◆ Directions: Print, exactly and completely, every entry in the data.

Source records
==============================

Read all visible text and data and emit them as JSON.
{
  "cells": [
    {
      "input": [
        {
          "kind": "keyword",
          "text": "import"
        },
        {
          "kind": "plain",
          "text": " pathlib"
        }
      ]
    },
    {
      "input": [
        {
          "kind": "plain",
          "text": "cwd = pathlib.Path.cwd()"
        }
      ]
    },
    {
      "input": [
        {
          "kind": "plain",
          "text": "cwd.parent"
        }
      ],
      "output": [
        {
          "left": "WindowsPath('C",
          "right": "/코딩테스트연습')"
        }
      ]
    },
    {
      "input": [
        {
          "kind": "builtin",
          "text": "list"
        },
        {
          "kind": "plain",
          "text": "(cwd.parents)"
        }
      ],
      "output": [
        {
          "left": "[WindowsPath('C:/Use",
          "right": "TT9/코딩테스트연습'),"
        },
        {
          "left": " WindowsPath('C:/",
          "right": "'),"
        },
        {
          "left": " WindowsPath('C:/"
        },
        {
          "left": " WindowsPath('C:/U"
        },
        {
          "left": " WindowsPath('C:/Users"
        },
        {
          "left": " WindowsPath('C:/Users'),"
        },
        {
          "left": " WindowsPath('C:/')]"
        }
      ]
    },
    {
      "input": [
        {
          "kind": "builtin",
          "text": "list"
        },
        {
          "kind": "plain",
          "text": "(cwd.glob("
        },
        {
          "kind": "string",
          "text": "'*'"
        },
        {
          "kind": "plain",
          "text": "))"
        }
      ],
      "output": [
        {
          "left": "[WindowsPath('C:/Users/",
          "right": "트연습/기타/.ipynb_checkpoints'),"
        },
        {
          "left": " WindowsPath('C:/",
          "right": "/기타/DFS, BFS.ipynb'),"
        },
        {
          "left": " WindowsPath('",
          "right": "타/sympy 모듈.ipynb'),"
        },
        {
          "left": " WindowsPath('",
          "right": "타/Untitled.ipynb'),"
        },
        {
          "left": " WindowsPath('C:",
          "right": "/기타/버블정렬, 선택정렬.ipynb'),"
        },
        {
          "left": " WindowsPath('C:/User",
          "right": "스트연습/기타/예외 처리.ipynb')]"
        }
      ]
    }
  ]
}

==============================

◆ Your solution:
Read all visible text and data and emit them as JSON.
{
  "cells": [
    {
      "input": [
        {
          "kind": "keyword",
          "text": "import"
        },
        {
          "kind": "plain",
          "text": " pathlib"
        }
      ]
    },
    {
      "input": [
        {
          "kind": "plain",
          "text": "cwd = pathlib.Path.cwd()"
        }
      ]
    },
    {
      "input": [
        {
          "kind": "plain",
          "text": "cwd.parent"
        }
      ],
      "output": [
        {
          "left": "WindowsPath('C",
          "right": "/코딩테스트연습')"
        }
      ]
    },
    {
      "input": [
        {
          "kind": "builtin",
          "text": "list"
        },
        {
          "kind": "plain",
          "text": "(cwd.parents)"
        }
      ],
      "output": [
        {
          "left": "[WindowsPath('C:/Use",
          "right": "TT9/코딩테스트연습'),"
        },
        {
          "left": " WindowsPath('C:/",
          "right": "'),"
        },
        {
          "left": " WindowsPath('C:/"
        },
        {
          "left": " WindowsPath('C:/U"
        },
        {
          "left": " WindowsPath('C:/Users"
        },
        {
          "left": " WindowsPath('C:/Users'),"
        },
        {
          "left": " WindowsPath('C:/')]"
        }
      ]
    },
    {
      "input": [
        {
          "kind": "builtin",
          "text": "list"
        },
        {
          "kind": "plain",
          "text": "(cwd.glob("
        },
        {
          "kind": "string",
          "text": "'*'"
        },
        {
          "kind": "plain",
          "text": "))"
        }
      ],
      "output": [
        {
          "left": "[WindowsPath('C:/Users/",
          "right": "트연습/기타/.ipynb_checkpoints'),"
        },
        {
          "left": " WindowsPath('C:/",
          "right": "/기타/DFS, BFS.ipynb'),"
        },
        {
          "left": " WindowsPath('",
          "right": "타/sympy 모듈.ipynb'),"
        },
        {
          "left": " WindowsPath('",
          "right": "타/Untitled.ipynb'),"
        },
        {
          "left": " WindowsPath('C:",
          "right": "/기타/버블정렬, 선택정렬.ipynb'),"
        },
        {
          "left": " WindowsPath('C:/User",
          "right": "스트연습/기타/예외 처리.ipynb')]"
        }
      ]
    }
  ]
}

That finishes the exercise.